▶ **EXERCISE**
Below are the records. Count the lines containing the string "Remove", and reply with the number alone.

▶ **PROVIDED RECORDS**
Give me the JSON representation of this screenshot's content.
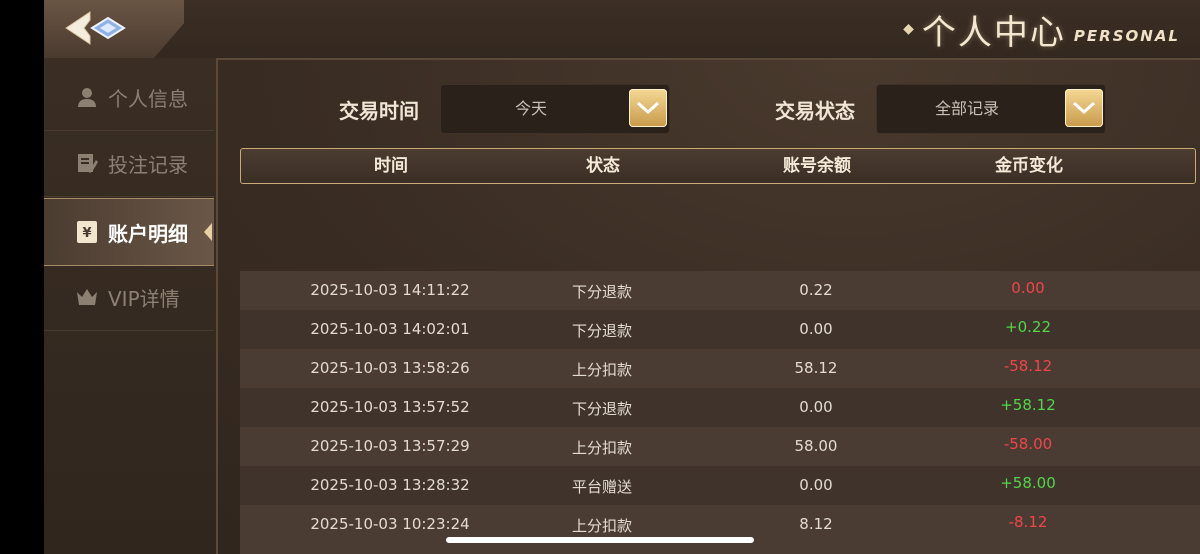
{
  "header": {
    "title_cn": "个人中心",
    "title_en": "PERSONAL",
    "back_icon": "back-arrow-icon"
  },
  "sidebar": {
    "items": [
      {
        "label": "个人信息",
        "icon": "user-icon",
        "active": false
      },
      {
        "label": "投注记录",
        "icon": "note-edit-icon",
        "active": false
      },
      {
        "label": "账户明细",
        "icon": "yuan-ledger-icon",
        "active": true
      },
      {
        "label": "VIP详情",
        "icon": "crown-icon",
        "active": false
      }
    ]
  },
  "filters": {
    "time_label": "交易时间",
    "time_value": "今天",
    "status_label": "交易状态",
    "status_value": "全部记录"
  },
  "table": {
    "columns": [
      "时间",
      "状态",
      "账号余额",
      "金币变化"
    ],
    "rows": [
      {
        "time": "2025-10-03 14:11:22",
        "status": "下分退款",
        "balance": "0.22",
        "change": "0.00",
        "change_type": "neg"
      },
      {
        "time": "2025-10-03 14:02:01",
        "status": "下分退款",
        "balance": "0.00",
        "change": "+0.22",
        "change_type": "pos"
      },
      {
        "time": "2025-10-03 13:58:26",
        "status": "上分扣款",
        "balance": "58.12",
        "change": "-58.12",
        "change_type": "neg"
      },
      {
        "time": "2025-10-03 13:57:52",
        "status": "下分退款",
        "balance": "0.00",
        "change": "+58.12",
        "change_type": "pos"
      },
      {
        "time": "2025-10-03 13:57:29",
        "status": "上分扣款",
        "balance": "58.00",
        "change": "-58.00",
        "change_type": "neg"
      },
      {
        "time": "2025-10-03 13:28:32",
        "status": "平台赠送",
        "balance": "0.00",
        "change": "+58.00",
        "change_type": "pos"
      },
      {
        "time": "2025-10-03 10:23:24",
        "status": "上分扣款",
        "balance": "8.12",
        "change": "-8.12",
        "change_type": "neg"
      }
    ]
  },
  "colors": {
    "positive": "#52d64a",
    "negative": "#f0454a",
    "accent_gold": "#e8c27a"
  }
}
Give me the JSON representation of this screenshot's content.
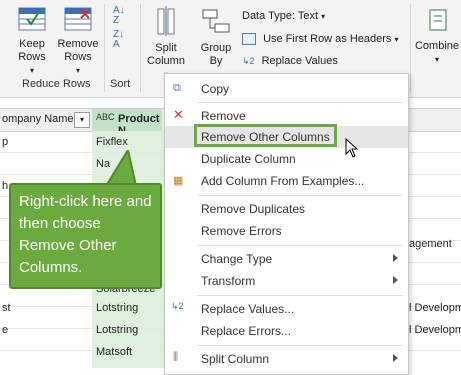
{
  "ribbon": {
    "keep_rows": "Keep\nRows",
    "remove_rows": "Remove\nRows",
    "reduce_rows_group": "Reduce Rows",
    "sort_group": "Sort",
    "split_column": "Split\nColumn",
    "group_by": "Group\nBy",
    "data_type": "Data Type: Text",
    "first_row_headers": "Use First Row as Headers",
    "replace_values": "Replace Values",
    "combine": "Combine"
  },
  "table": {
    "col1_header": "ompany Name",
    "col2_header": "Product N",
    "col2_type": "ABC",
    "col1_cells": [
      "p",
      "",
      "h",
      "",
      "",
      "",
      "st",
      "e",
      ""
    ],
    "col2_cells": [
      "Fixflex",
      "Na",
      "",
      "",
      "",
      "Solarbreeze",
      "Lotstring",
      "Lotstring",
      "Matsoft"
    ],
    "col3_cells": [
      "",
      "",
      "",
      "",
      "agement",
      "",
      "l Developm",
      "l Developm",
      ""
    ]
  },
  "context_menu": {
    "items": [
      {
        "label": "Copy"
      },
      {
        "label": "Remove"
      },
      {
        "label": "Remove Other Columns"
      },
      {
        "label": "Duplicate Column"
      },
      {
        "label": "Add Column From Examples..."
      },
      {
        "label": "Remove Duplicates"
      },
      {
        "label": "Remove Errors"
      },
      {
        "label": "Change Type"
      },
      {
        "label": "Transform"
      },
      {
        "label": "Replace Values..."
      },
      {
        "label": "Replace Errors..."
      },
      {
        "label": "Split Column"
      }
    ]
  },
  "callout": {
    "text": "Right-click here and then choose Remove Other Columns."
  },
  "colors": {
    "accent_green": "#6aaa3f",
    "highlight_border": "#6aaa3f",
    "column_fill": "#dff0df"
  }
}
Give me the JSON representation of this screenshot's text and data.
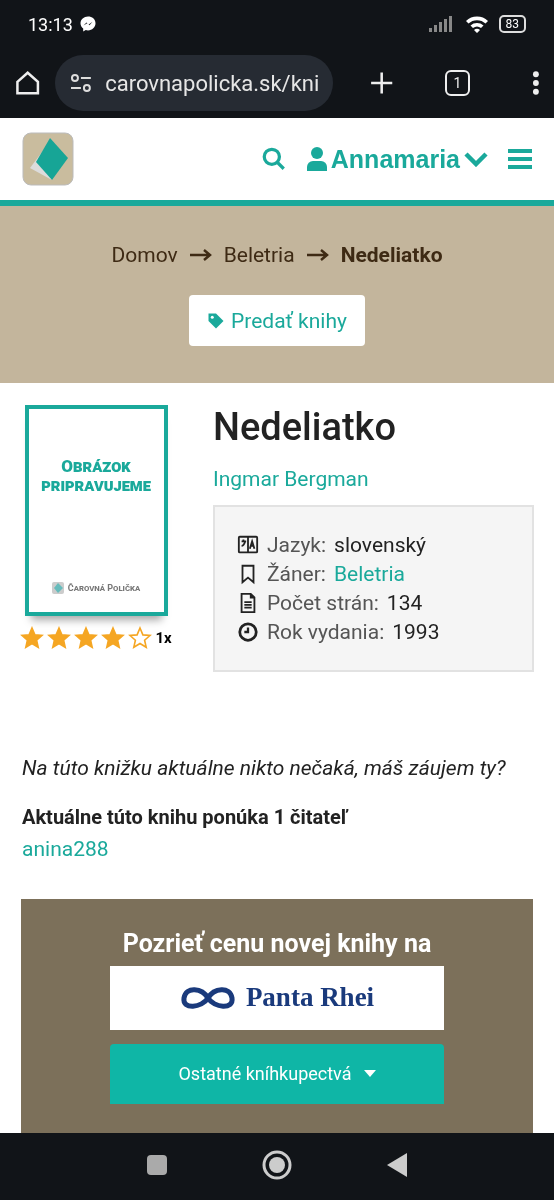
{
  "status_bar": {
    "time": "13:13",
    "battery": "83"
  },
  "browser": {
    "url": "carovnapolicka.sk/kni",
    "tab_count": "1"
  },
  "header": {
    "user": "Annamaria"
  },
  "breadcrumb": [
    {
      "label": "Domov",
      "current": false
    },
    {
      "label": "Beletria",
      "current": false
    },
    {
      "label": "Nedeliatko",
      "current": true
    }
  ],
  "sell_button": "Predať knihy",
  "book": {
    "cover_title": "Obrázok pripravujeme",
    "cover_brand": "Čarovná Polička",
    "stars": 4,
    "rating_count": "1x",
    "title": "Nedeliatko",
    "author": "Ingmar Bergman",
    "details": [
      {
        "kind": "language",
        "label": "Jazyk:",
        "value": "slovenský",
        "link": false
      },
      {
        "kind": "genre",
        "label": "Žáner:",
        "value": "Beletria",
        "link": true
      },
      {
        "kind": "pages",
        "label": "Počet strán:",
        "value": "134",
        "link": false
      },
      {
        "kind": "year",
        "label": "Rok vydania:",
        "value": "1993",
        "link": false
      }
    ]
  },
  "waiting_note": "Na túto knižku aktuálne nikto nečaká, máš záujem ty?",
  "offer": {
    "heading": "Aktuálne túto knihu ponúka 1 čitateľ",
    "users": [
      "anina288"
    ]
  },
  "promo": {
    "heading": "Pozrieť cenu novej knihy na",
    "store": "Panta Rhei",
    "dropdown": "Ostatné kníhkupectvá"
  }
}
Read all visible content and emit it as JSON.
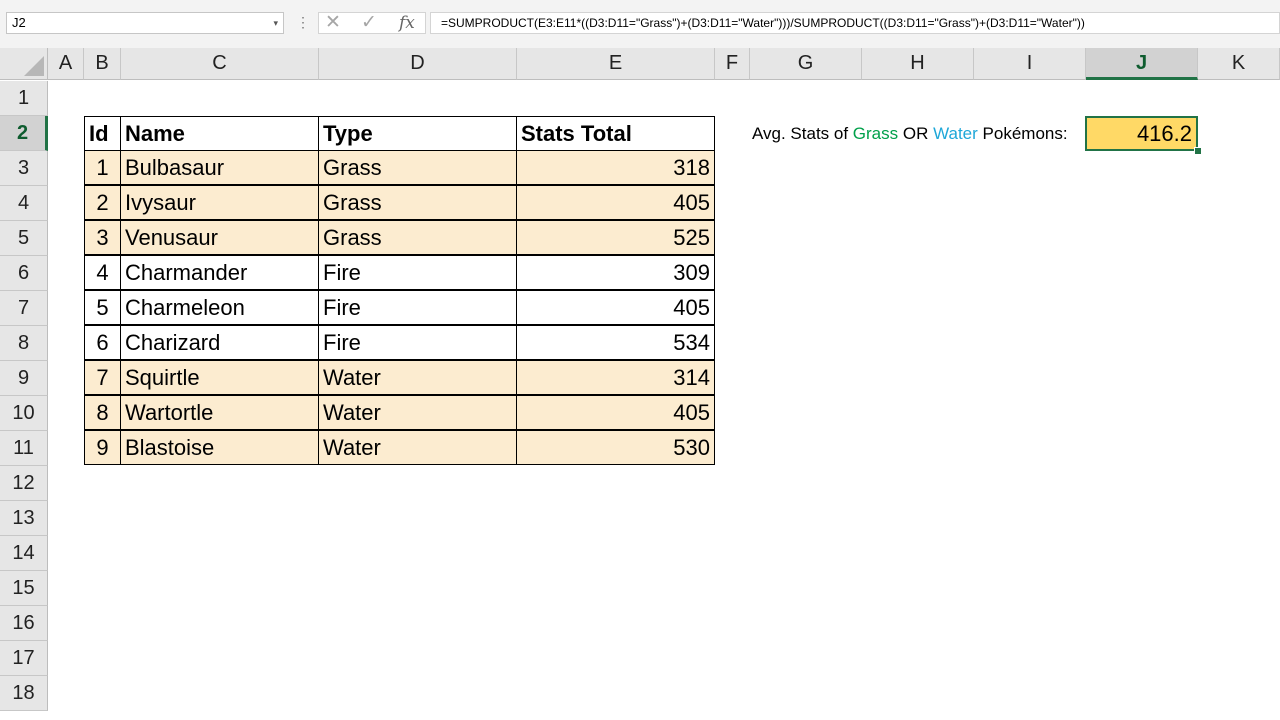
{
  "formula_bar": {
    "name_box": "J2",
    "formula": "=SUMPRODUCT(E3:E11*((D3:D11=\"Grass\")+(D3:D11=\"Water\")))/SUMPRODUCT((D3:D11=\"Grass\")+(D3:D11=\"Water\"))",
    "cancel_icon": "✕",
    "enter_icon": "✓",
    "fx_label": "fx",
    "more_icon": "⋮",
    "dropdown_icon": "▾"
  },
  "columns": [
    "A",
    "B",
    "C",
    "D",
    "E",
    "F",
    "G",
    "H",
    "I",
    "J",
    "K"
  ],
  "selected_column": "J",
  "rows": [
    "1",
    "2",
    "3",
    "4",
    "5",
    "6",
    "7",
    "8",
    "9",
    "10",
    "11",
    "12",
    "13",
    "14",
    "15",
    "16",
    "17",
    "18"
  ],
  "selected_row": "2",
  "table": {
    "headers": [
      "Id",
      "Name",
      "Type",
      "Stats Total"
    ],
    "rows": [
      {
        "id": "1",
        "name": "Bulbasaur",
        "type": "Grass",
        "total": "318",
        "highlight": true
      },
      {
        "id": "2",
        "name": "Ivysaur",
        "type": "Grass",
        "total": "405",
        "highlight": true
      },
      {
        "id": "3",
        "name": "Venusaur",
        "type": "Grass",
        "total": "525",
        "highlight": true
      },
      {
        "id": "4",
        "name": "Charmander",
        "type": "Fire",
        "total": "309",
        "highlight": false
      },
      {
        "id": "5",
        "name": "Charmeleon",
        "type": "Fire",
        "total": "405",
        "highlight": false
      },
      {
        "id": "6",
        "name": "Charizard",
        "type": "Fire",
        "total": "534",
        "highlight": false
      },
      {
        "id": "7",
        "name": "Squirtle",
        "type": "Water",
        "total": "314",
        "highlight": true
      },
      {
        "id": "8",
        "name": "Wartortle",
        "type": "Water",
        "total": "405",
        "highlight": true
      },
      {
        "id": "9",
        "name": "Blastoise",
        "type": "Water",
        "total": "530",
        "highlight": true
      }
    ]
  },
  "summary": {
    "label_prefix": "Avg. Stats of ",
    "grass": "Grass",
    "or": " OR ",
    "water": "Water",
    "label_suffix": " Pokémons:",
    "value": "416.2"
  },
  "colors": {
    "highlight_fill": "#fcecd0",
    "result_fill": "#ffd966",
    "grass_text": "#00a04a",
    "water_text": "#1ea7d8",
    "selection": "#217346"
  }
}
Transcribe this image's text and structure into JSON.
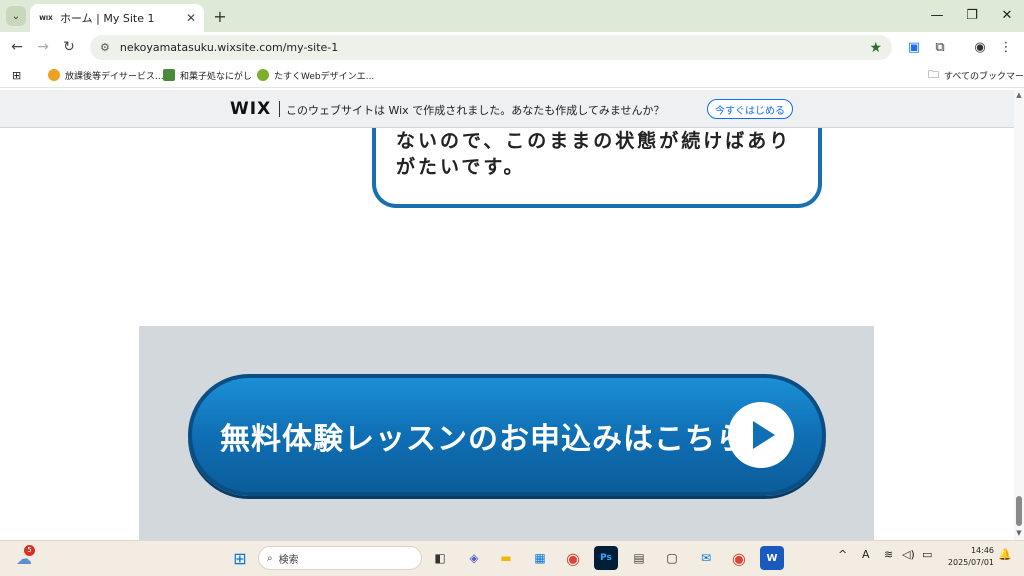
{
  "browser": {
    "tab": {
      "title": "ホーム | My Site 1",
      "favicon_text": "WIX"
    },
    "url": "nekoyamatasuku.wixsite.com/my-site-1",
    "bookmarks": [
      {
        "label": "放課後等デイサービス...",
        "color": "#f0a020"
      },
      {
        "label": "和菓子処なにがし",
        "color": "#4a8a3a"
      },
      {
        "label": "たすくWebデザインエ...",
        "color": "#7fae2e"
      }
    ],
    "all_bookmarks": "すべてのブックマーク"
  },
  "wix_banner": {
    "logo": "WIX",
    "text": "このウェブサイトは Wix で作成されました。あなたも作成してみませんか？",
    "button": "今すぐはじめる"
  },
  "page": {
    "bubble_lines": [
      "ないので、このままの状態が続けばあり",
      "がたいです。"
    ],
    "cta_label": "無料体験レッスンのお申込みはこちら"
  },
  "taskbar": {
    "weather_badge": "5",
    "search_placeholder": "検索",
    "time": "14:46",
    "date": "2025/07/01"
  }
}
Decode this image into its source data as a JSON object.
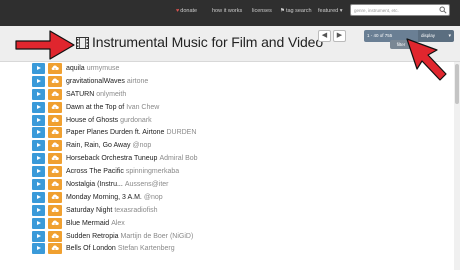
{
  "nav": {
    "donate": "donate",
    "how_it_works": "how it works",
    "licenses": "licenses",
    "tag_search": "tag search",
    "featured": "featured",
    "search_placeholder": "genre, instrument, etc."
  },
  "page": {
    "title": "Instrumental Music for Film and Video"
  },
  "pager": {
    "prev_label": "◀",
    "next_label": "▶",
    "range_text": "1 - 40 of 755",
    "display_label": "display",
    "filter_label": "filter"
  },
  "tracks": [
    {
      "title": "aquila",
      "artist": "urmymuse"
    },
    {
      "title": "gravitationalWaves",
      "artist": "airtone"
    },
    {
      "title": "SATURN",
      "artist": "onlymeith"
    },
    {
      "title": "Dawn at the Top of",
      "artist": "Ivan Chew"
    },
    {
      "title": "House of Ghosts",
      "artist": "gurdonark"
    },
    {
      "title": "Paper Planes Durden ft. Airtone",
      "artist": "DURDEN"
    },
    {
      "title": "Rain, Rain, Go Away",
      "artist": "@nop"
    },
    {
      "title": "Horseback Orchestra Tuneup",
      "artist": "Admiral Bob"
    },
    {
      "title": "Across The Pacific",
      "artist": "spinningmerkaba"
    },
    {
      "title": "Nostalgia (Instru...",
      "artist": "Aussens@iter"
    },
    {
      "title": "Monday Morning, 3 A.M.",
      "artist": "@nop"
    },
    {
      "title": "Saturday Night",
      "artist": "texasradiofish"
    },
    {
      "title": "Blue Mermaid",
      "artist": "Alex"
    },
    {
      "title": "Sudden Retropia",
      "artist": "Martijn de Boer (NiGiD)"
    },
    {
      "title": "Bells Of London",
      "artist": "Stefan Kartenberg"
    }
  ],
  "colors": {
    "nav_bg": "#2f2f2f",
    "play": "#3a9ad9",
    "download": "#f0a030",
    "arrow": "#e0262e"
  }
}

▶ **TASK ANSWER**
6